In an agriculture-driven economy like Great Bend, wheat research can make a big economic impact. David Frey, development professional at the Kansas Wheat Commission Research Foundation, met with the Great Bend Rotary Club on Oct. 15 to discuss some of the exciting breakthroughs in wheat research that affect area farmers and how members of the community can help to shape the future of the wheat industry.
Here’s what he had to say:
A recent exciting development in wheat research is the completion of the genome sequence, a genetic map for researchers that will pave the way for the production of wheat varieties better adapted to climate challenges, with higher yields, enhanced nutritional quality and improved sustainability. Sequencing the bread wheat genome was long considered an impossible task, due to its enormous size – five times larger than the human genome – and complexity. Additional research is building on this accomplishment, and constant improvements are allowing scientists to solve problems with diseases, pests, yield, drought tolerance and more.
Even with the countless man-hours and funds invested in solving these issues for Kansas farmers, it’s still not enough. Every year there are more than $1 million worth of research projects that go unfunded. Research funding has plateaued as crop acres decline and public funding from federal and state sources continues to decrease. This means that funding important research that will leave an impact in your community is left to developing private investment within the Wheat State.
As you are making your end of the year tax plans, we ask you to consider making a taxdeductible donation of cash to the KWCRF to further wheat research efforts at the Kansas Wheat Innovation Center (KWIC). Or better yet, how about donating an acre of wheat, or a truckload of grain, to the KWCRF?
Members of your own community have stepped up to the plate to fund research for the state’s most iconic crop. Lee and Carol Musil are staples in your community that have chosen to invest in the future of the wheat industry. Because of the Musils’ investment and dedication to the wheat industry, a growth chamber in the KWIC has been named in their honor. These growth chambers help to grow and develop experimental varieties that may one day end up being planted on a farm near you.
All donations are used to further the mission of Kansas State University’s wheat breeding program, ensuring that Kansas farmers have access to the best possible wheat varieties and that scientists can leverage human, financial and laboratory resources to make significant improvements to wheat genetics.
The Kansas Wheat Commission Research Foundation differs from the wheat checkoff.

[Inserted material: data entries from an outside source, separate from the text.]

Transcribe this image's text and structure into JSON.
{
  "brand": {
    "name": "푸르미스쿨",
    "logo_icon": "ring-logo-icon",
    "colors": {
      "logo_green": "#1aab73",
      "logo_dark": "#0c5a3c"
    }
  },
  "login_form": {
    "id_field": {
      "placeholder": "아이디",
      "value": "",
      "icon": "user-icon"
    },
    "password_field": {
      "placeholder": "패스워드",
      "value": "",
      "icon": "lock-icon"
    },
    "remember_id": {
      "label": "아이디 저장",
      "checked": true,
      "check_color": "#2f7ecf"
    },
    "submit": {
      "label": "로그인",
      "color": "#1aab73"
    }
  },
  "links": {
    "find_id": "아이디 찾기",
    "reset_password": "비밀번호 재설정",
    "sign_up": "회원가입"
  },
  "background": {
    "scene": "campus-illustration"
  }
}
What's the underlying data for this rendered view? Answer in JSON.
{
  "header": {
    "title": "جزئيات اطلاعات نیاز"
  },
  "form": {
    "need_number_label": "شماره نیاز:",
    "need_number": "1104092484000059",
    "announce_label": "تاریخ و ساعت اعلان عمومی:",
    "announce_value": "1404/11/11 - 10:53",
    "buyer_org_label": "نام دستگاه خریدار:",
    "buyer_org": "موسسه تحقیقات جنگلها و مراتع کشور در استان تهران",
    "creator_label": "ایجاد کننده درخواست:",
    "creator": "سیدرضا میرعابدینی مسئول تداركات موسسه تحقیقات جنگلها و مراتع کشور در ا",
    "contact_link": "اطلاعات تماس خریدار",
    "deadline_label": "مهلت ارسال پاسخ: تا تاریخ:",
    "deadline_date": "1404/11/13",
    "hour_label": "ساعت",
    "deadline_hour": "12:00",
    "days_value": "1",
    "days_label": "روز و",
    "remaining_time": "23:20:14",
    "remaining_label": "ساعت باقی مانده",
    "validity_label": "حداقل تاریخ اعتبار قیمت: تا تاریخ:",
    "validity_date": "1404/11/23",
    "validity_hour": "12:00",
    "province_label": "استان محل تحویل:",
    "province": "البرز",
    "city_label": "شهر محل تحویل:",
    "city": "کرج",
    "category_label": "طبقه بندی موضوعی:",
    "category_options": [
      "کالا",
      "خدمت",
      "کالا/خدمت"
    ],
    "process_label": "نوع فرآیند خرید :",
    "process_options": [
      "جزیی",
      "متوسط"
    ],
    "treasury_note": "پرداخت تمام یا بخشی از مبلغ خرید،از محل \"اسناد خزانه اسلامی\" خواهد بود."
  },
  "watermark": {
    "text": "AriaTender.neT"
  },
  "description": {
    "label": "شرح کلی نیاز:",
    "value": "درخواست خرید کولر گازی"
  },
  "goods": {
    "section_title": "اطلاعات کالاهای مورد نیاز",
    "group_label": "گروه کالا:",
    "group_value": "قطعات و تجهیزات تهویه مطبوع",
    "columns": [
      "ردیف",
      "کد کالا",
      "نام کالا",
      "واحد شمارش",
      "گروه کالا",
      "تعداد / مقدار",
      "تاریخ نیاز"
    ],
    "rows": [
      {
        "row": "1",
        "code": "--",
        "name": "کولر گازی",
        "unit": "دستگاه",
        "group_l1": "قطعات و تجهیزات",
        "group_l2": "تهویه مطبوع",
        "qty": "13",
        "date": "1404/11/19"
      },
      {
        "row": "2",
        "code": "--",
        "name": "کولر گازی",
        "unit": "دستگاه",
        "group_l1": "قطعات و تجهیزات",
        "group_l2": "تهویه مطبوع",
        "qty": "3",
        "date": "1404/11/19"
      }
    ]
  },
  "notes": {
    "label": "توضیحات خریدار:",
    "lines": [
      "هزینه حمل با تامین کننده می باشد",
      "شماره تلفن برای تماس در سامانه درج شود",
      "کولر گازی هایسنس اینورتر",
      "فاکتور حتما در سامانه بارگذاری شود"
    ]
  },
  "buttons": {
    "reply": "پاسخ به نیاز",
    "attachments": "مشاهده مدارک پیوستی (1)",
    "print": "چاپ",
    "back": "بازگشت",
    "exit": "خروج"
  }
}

The checkoff does fund wheat research, but it also is used for marketing, promotion and education. Donations to the Kansas Wheat Commission Research Foundation will be used only for wheat research, and only at Kansas State University.
The end of the year is a great time to donate wheat to the KWC Research Foundation.
For many cash basis farmers, significant tax savings can be achieved by donating their crop directly to a charitable organization. Cash charitable contributions are deductible only as an itemized deduction from adjusted gross income, which results in reducing federal income tax only. By contributing crops to a charitable organization, a farmer can avoid including the sale of the cash crop in income and can still deduct the cost of growing the crop, which results in saving self-employment tax, federal income tax and state income tax.
Depending upon the size of your gift, a number of donor recognition opportunities exist. All will be displayed in the Kansas Wheat Innovation Center, so that you, your children and your grandchildren will see that your gift played a major role in shaping the bright future of Kansas wheat production.
The Kansas Wheat Commission Research Foundation was established in 2011 as the official research fundraising organization for the Kansas Wheat Commission. It is a separate, independent entity chartered by the state of Kansas as a 501 (c)(3) nonprofit research corporation. Gifts made to the Research Foundation are used solely for the purpose of funding wheat research. Gifts to the foundation are tax-deductible to the full extent of the law. A volunteer board governs the Foundation.